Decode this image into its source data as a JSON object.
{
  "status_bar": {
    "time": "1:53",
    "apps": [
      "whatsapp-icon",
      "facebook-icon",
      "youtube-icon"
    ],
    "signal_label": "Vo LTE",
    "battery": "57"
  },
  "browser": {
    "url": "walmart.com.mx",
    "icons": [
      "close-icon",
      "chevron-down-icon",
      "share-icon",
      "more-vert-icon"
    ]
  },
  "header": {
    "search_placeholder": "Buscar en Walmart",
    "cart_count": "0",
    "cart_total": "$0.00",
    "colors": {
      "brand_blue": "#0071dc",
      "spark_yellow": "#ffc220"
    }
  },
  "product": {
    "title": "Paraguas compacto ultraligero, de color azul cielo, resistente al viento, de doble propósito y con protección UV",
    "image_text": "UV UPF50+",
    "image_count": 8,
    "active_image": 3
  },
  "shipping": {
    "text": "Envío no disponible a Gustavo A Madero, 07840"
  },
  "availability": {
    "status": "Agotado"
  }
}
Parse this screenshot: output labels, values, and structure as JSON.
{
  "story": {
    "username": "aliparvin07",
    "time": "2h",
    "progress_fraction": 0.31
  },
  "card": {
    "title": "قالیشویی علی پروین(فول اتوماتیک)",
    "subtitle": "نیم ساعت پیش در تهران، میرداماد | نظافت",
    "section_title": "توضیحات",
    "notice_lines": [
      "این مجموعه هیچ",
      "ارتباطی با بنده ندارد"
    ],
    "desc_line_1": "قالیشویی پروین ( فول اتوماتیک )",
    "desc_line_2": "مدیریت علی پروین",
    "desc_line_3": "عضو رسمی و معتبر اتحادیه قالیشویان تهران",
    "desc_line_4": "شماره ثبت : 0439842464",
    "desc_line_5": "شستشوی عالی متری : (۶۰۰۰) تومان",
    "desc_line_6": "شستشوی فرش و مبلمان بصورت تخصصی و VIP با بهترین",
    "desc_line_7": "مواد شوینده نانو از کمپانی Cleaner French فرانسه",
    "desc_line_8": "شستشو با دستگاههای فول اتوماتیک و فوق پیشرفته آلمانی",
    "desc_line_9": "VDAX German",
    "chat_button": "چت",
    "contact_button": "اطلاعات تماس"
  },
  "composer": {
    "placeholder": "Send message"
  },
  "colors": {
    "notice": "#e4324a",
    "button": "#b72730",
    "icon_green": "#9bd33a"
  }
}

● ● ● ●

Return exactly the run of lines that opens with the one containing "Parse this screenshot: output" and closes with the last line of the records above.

Task result -
Parse this screenshot: output labels, values, and structure as JSON.
{
  "story": {
    "username": "aliparvin07",
    "time": "2h",
    "progress_fraction": 0.31
  },
  "card": {
    "title": "قالیشویی علی پروین(فول اتوماتیک)",
    "subtitle": "نیم ساعت پیش در تهران، میرداماد | نظافت",
    "section_title": "توضیحات",
    "notice_lines": [
      "این مجموعه هیچ",
      "ارتباطی با بنده ندارد"
    ],
    "desc_line_1": "قالیشویی پروین ( فول اتوماتیک )",
    "desc_line_2": "مدیریت علی پروین",
    "desc_line_3": "عضو رسمی و معتبر اتحادیه قالیشویان تهران",
    "desc_line_4": "شماره ثبت : 0439842464",
    "desc_line_5": "شستشوی عالی متری : (۶۰۰۰) تومان",
    "desc_line_6": "شستشوی فرش و مبلمان بصورت تخصصی و VIP با بهترین",
    "desc_line_7": "مواد شوینده نانو از کمپانی Cleaner French فرانسه",
    "desc_line_8": "شستشو با دستگاههای فول اتوماتیک و فوق پیشرفته آلمانی",
    "desc_line_9": "VDAX German",
    "chat_button": "چت",
    "contact_button": "اطلاعات تماس"
  },
  "composer": {
    "placeholder": "Send message"
  },
  "colors": {
    "notice": "#e4324a",
    "button": "#b72730",
    "icon_green": "#9bd33a"
  }
}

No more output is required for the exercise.